There are six established hiking trails on the Carrizo Plain National Monument : Soda Lake trail and boardwalk, Overlook Hill, Wallace Creek, Painted Rock, the Caliente Ridge trail and the Caliente Mountain Access Trail.
Overlook Hill is located on the west side of Soda Lake Road, two miles from the north entrance. There is a short, steep, 500 feet long trail from the parking area to the the top. This overlook provides the best view of Soda Lake - don't miss it. There is a restroom and informational kiosk at the parking lot. The Overlook Hill trailhead is located at: N 35° 14' 22.54", W 119° 54' 28.38" (35.239594, -119.907884).
The Soda Lake trail begins at Soda Lake Road, across from Overlook Hill, and takes visitors to the edge of Soda Lake. Round trip, the trail is .9 miles. Soda Lake is dry much of the year but during the wet season, you may see wildflowers, fairy shrimp, sandhill cranes, avocets, stilts and other shore or aquatic birds. Throughout the remainder of the year, visitors may view one of California´s last remaining alkali wetlands with its unique and rare plant community of very salt tolerant plants. Soda Lake is a massive expanse of alkali and mud with a beauty all its own. A boardwalk begins at the edge of Soda Lake and allows visitors to view the Lake up close while protecting sensitive habitat. It is nearly one-half mile in length. Benches are available for sitting. Construction of the boardwalk was completed in the spring of 2001 primarily by a number of the California Youth Authority with help from volunteers and a local Bakersfield boy scout troop. The actual boardwalk is made out of recycled milk cartons. Restroom facilities and parking are available at the Overlook. Please do not drive to the Lake. The Soda Lake trailhead is located at: N 35° 14' 30.05", W 119° 54' 26.61" (35.24168, -119.907393).

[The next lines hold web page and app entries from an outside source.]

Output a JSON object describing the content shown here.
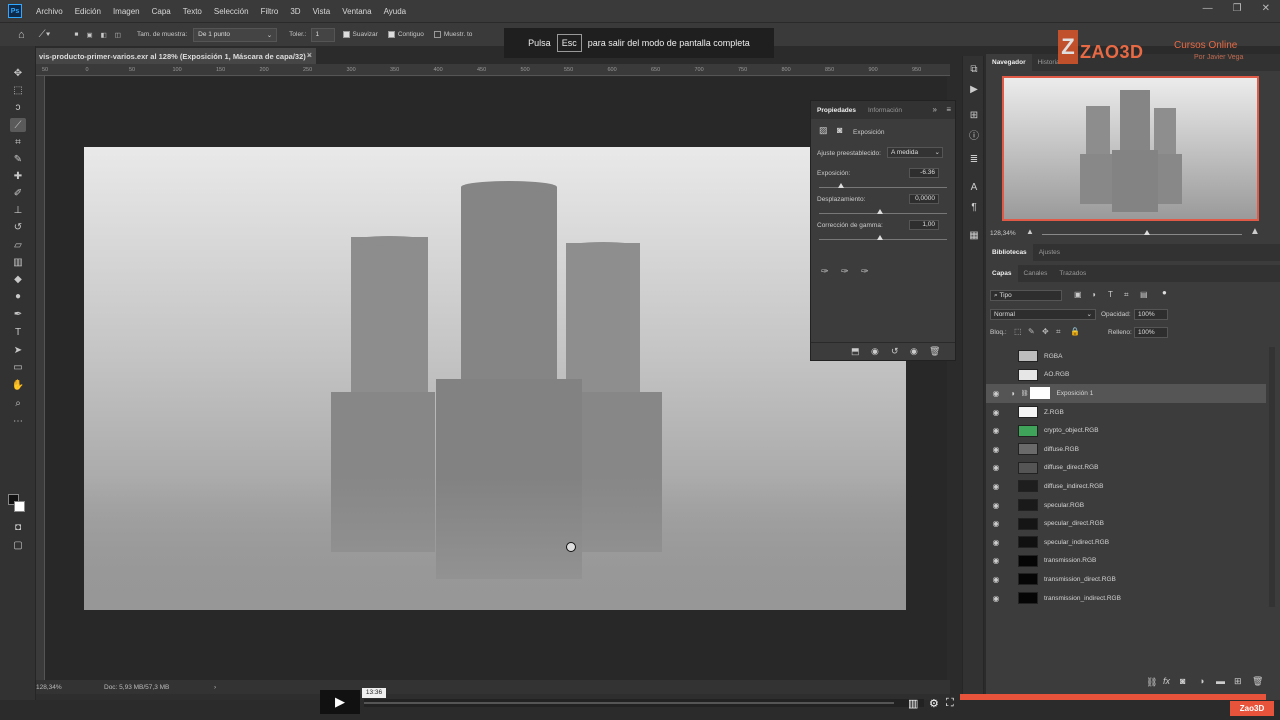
{
  "menu": [
    "Archivo",
    "Edición",
    "Imagen",
    "Capa",
    "Texto",
    "Selección",
    "Filtro",
    "3D",
    "Vista",
    "Ventana",
    "Ayuda"
  ],
  "options": {
    "sample_size_label": "Tam. de muestra:",
    "sample_size_value": "De 1 punto",
    "tolerance_label": "Toler.:",
    "tolerance_value": "1",
    "antialias_label": "Suavizar",
    "contiguous_label": "Contiguo",
    "sample_all_label": "Muestr. to"
  },
  "fullscreen_notice": {
    "pre": "Pulsa",
    "key": "Esc",
    "post": "para salir del modo de pantalla completa"
  },
  "document": {
    "tab_title": "vis-producto-primer-varios.exr al 128% (Exposición 1, Máscara de capa/32) *",
    "ruler_ticks": [
      "50",
      "0",
      "50",
      "100",
      "150",
      "200",
      "250",
      "300",
      "350",
      "400",
      "450",
      "500",
      "550",
      "600",
      "650",
      "700",
      "750",
      "800",
      "850",
      "900",
      "950"
    ],
    "zoom": "128,34%",
    "doc_info": "Doc: 5,93 MB/57,3 MB"
  },
  "properties": {
    "tabs": [
      "Propiedades",
      "Información"
    ],
    "type_label": "Exposición",
    "preset_label": "Ajuste preestablecido:",
    "preset_value": "A medida",
    "exposure_label": "Exposición:",
    "exposure_value": "-6.36",
    "offset_label": "Desplazamiento:",
    "offset_value": "0,0000",
    "gamma_label": "Corrección de gamma:",
    "gamma_value": "1,00"
  },
  "navigator": {
    "tabs": [
      "Navegador",
      "Historia"
    ],
    "zoom": "128,34%"
  },
  "libraries": {
    "tabs": [
      "Bibliotecas",
      "Ajustes"
    ]
  },
  "layers": {
    "tabs": [
      "Capas",
      "Canales",
      "Trazados"
    ],
    "filter_label": "Tipo",
    "blend_mode": "Normal",
    "opacity_label": "Opacidad:",
    "opacity_value": "100%",
    "lock_label": "Bloq.:",
    "fill_label": "Relleno:",
    "fill_value": "100%",
    "items": [
      {
        "name": "RGBA",
        "visible": false,
        "thumb": "#bdbdbd"
      },
      {
        "name": "AO.RGB",
        "visible": false,
        "thumb": "#e6e6e6"
      },
      {
        "name": "Exposición 1",
        "visible": true,
        "thumb": "#ffffff"
      },
      {
        "name": "Z.RGB",
        "visible": true,
        "thumb": "#f4f4f4"
      },
      {
        "name": "crypto_object.RGB",
        "visible": true,
        "thumb": "#3fa45a"
      },
      {
        "name": "diffuse.RGB",
        "visible": true,
        "thumb": "#6a6a6a"
      },
      {
        "name": "diffuse_direct.RGB",
        "visible": true,
        "thumb": "#555555"
      },
      {
        "name": "diffuse_indirect.RGB",
        "visible": true,
        "thumb": "#1e1e1e"
      },
      {
        "name": "specular.RGB",
        "visible": true,
        "thumb": "#1a1a1a"
      },
      {
        "name": "specular_direct.RGB",
        "visible": true,
        "thumb": "#151515"
      },
      {
        "name": "specular_indirect.RGB",
        "visible": true,
        "thumb": "#101010"
      },
      {
        "name": "transmission.RGB",
        "visible": true,
        "thumb": "#050505"
      },
      {
        "name": "transmission_direct.RGB",
        "visible": true,
        "thumb": "#050505"
      },
      {
        "name": "transmission_indirect.RGB",
        "visible": true,
        "thumb": "#050505"
      }
    ]
  },
  "watermark": {
    "name": "ZAO3D",
    "line1": "Cursos Online",
    "line2": "Por Javier Vega"
  },
  "video": {
    "time": "13:36",
    "brand": "Zao3D"
  },
  "colors": {
    "accent_orange": "#e8533c",
    "selected_layer": "#555555"
  }
}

The Wallace Creek trail, on Elkhorn Road, takes visitors up a slight incline for 1/4 mile to view the famous offset creek bed along the San Andreas Fault. Information and parking are available at the site but there are no facilities. The Wallace Creek interpretive trail, which explains the geology of the San Andreas Fault, is a total round trip of 1.4 miles. The Wallace Creek trailhead is located at: N 35° 16' 2.92", W 119° 49' 37.44" (35.267494,-119.827143)

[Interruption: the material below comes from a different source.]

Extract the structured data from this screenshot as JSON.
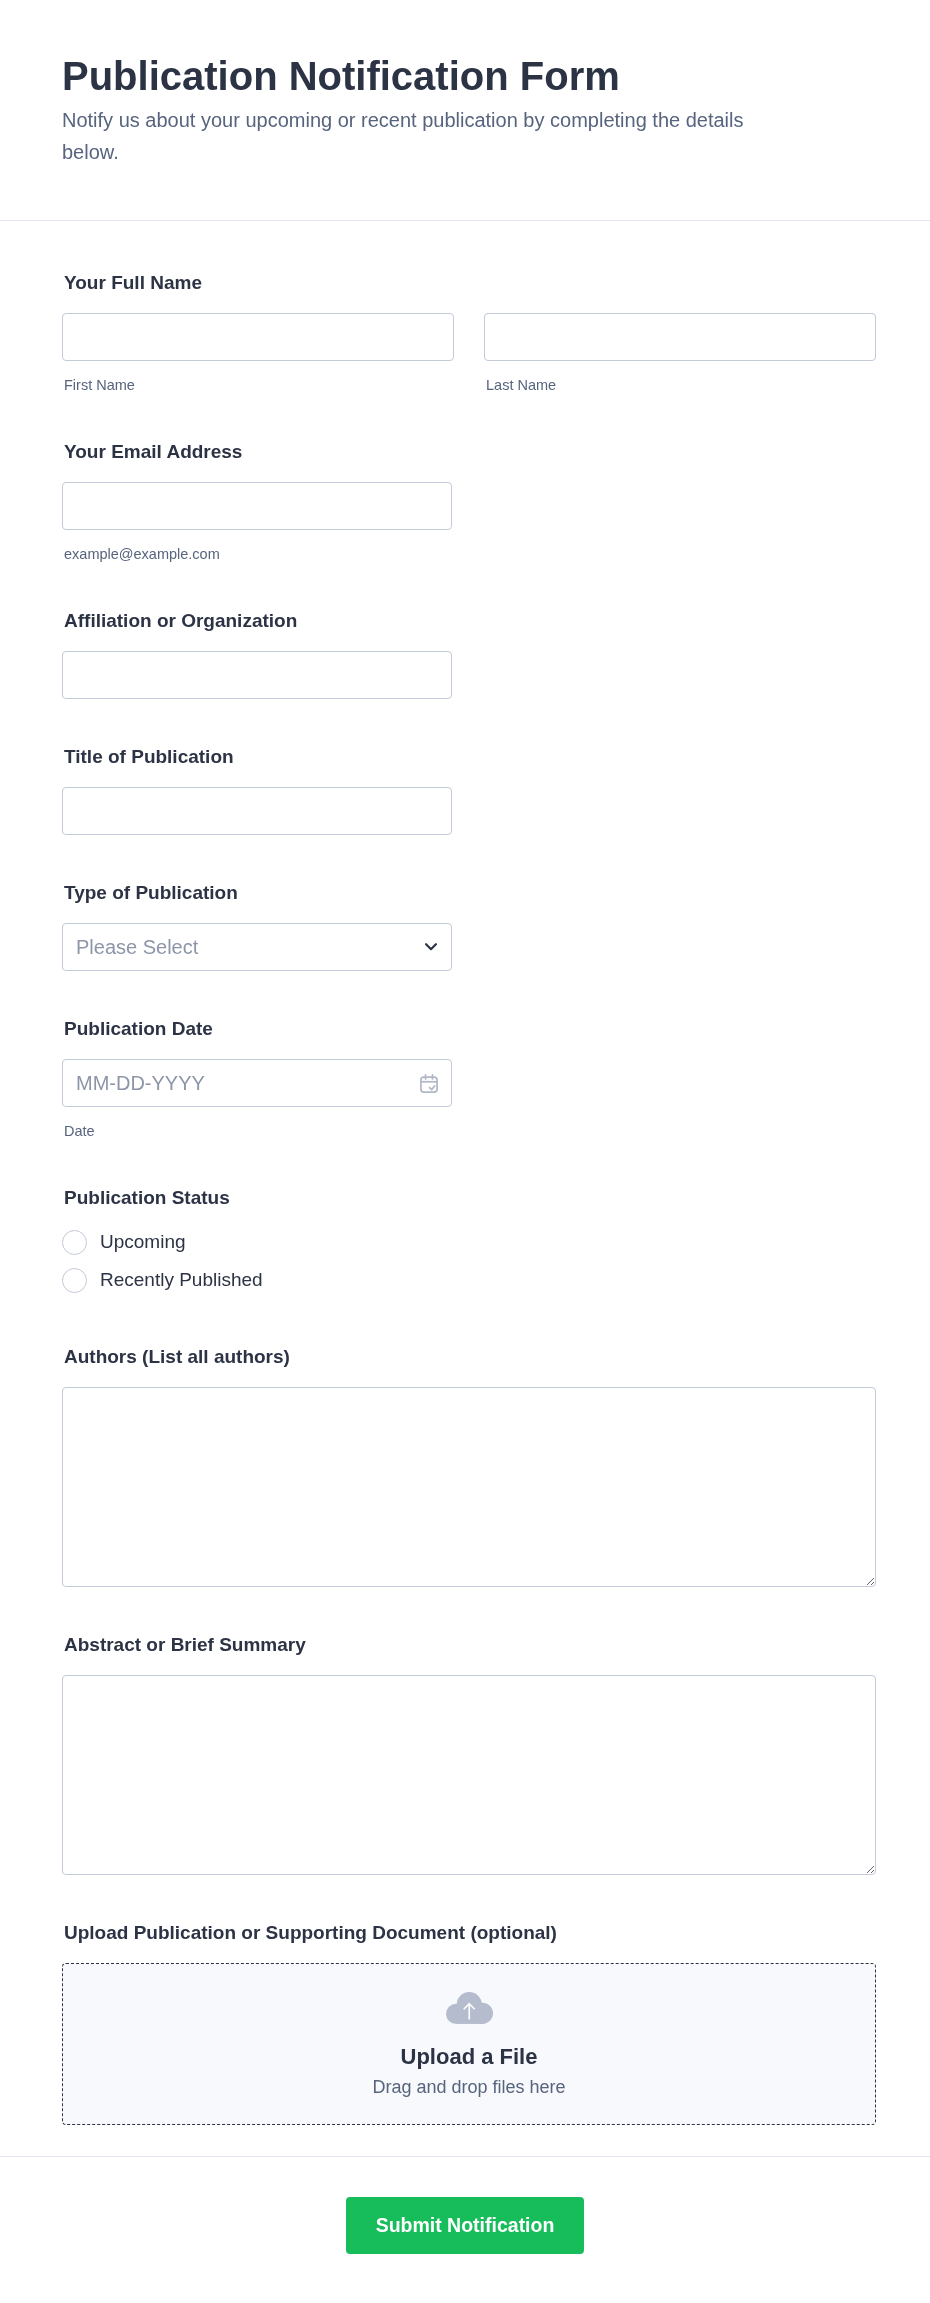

The gently sloping Painted Rock trail is 1.4 miles round trip. Parking and facilities are available at the trail head which leads to the sacred site of Chumash rock art. To access Painted Rock and/or the Painted Rock trail you need a reservation. Reservation must be made at www.recreation.gov or by calling 1-877-444-6777. Visit the Heritage Sites / Painted Rock page for more information. The Painted Rock trailhead is located at: N 35° 9' 14.82", W 119° 51' 56.34" (35.154118,-119.865649).

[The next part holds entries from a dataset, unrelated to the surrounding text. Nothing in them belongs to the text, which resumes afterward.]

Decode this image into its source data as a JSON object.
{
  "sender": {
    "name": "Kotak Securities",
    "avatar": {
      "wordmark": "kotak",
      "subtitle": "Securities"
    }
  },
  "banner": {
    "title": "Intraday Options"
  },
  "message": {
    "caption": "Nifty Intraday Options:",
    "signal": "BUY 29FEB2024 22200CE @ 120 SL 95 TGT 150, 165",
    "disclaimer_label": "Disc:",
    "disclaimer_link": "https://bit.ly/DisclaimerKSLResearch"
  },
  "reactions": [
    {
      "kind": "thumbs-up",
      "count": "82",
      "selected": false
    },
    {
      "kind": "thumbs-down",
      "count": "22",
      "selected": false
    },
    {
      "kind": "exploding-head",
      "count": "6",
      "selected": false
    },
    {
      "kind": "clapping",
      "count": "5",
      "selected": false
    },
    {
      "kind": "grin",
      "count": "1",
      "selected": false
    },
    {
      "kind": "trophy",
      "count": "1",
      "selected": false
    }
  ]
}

The trail head for the Caliente Mountain Ridge trail is located about .1 mile north of the junction of the Caliente Mountain Road and the Caliente Ridge Road. The Caliente Ridge Road / Trail is open to non-motorized vehicles only. This trail ends at Caliente Mountain a distance of 8.3 miles. The trail is a moderate hike along the beautiful Caliente Ridge providing incredible views of much of the Carrizo Plain National Monument and parts of the Cuyama Valley. There is a parking area at the trail head; limited facilities are available below at the Selby Camping Area at the bottom of the mountains west of Soda Lake Road. The Caliente Mountain Ridge trailhead is located at: N 35° 6' 35.93", W 119° 51' 9.19" 35.109982,-119.852553.
BLM obtained an easment for the Caliente Mountain Access Trail in 1968, about twenty years before BLM acquired lands and access to Caliente Mountain from the east. Trail was constructed during the 1980s. The trail climbs steeply up the southwest flank of Caliente Moutain. The trail head is located on the north side of State Highway 166 just west of the bridge that crosses the Cuyama River about 14 miles west of New Cuyama.
Biking in the Carrizo Plain National Monument is a great way to see many of its hidden beauties while getting in a good workout! Keep in mind that much of the CPNM is sensitive habitat, therefore bicycles are allowed on existing roads only. Livestock trails are not considered roads and are closed to bicycle use.
Be aware that winter rains make roads very slick and impassable within the Monument. During these times access to most trails will not be available.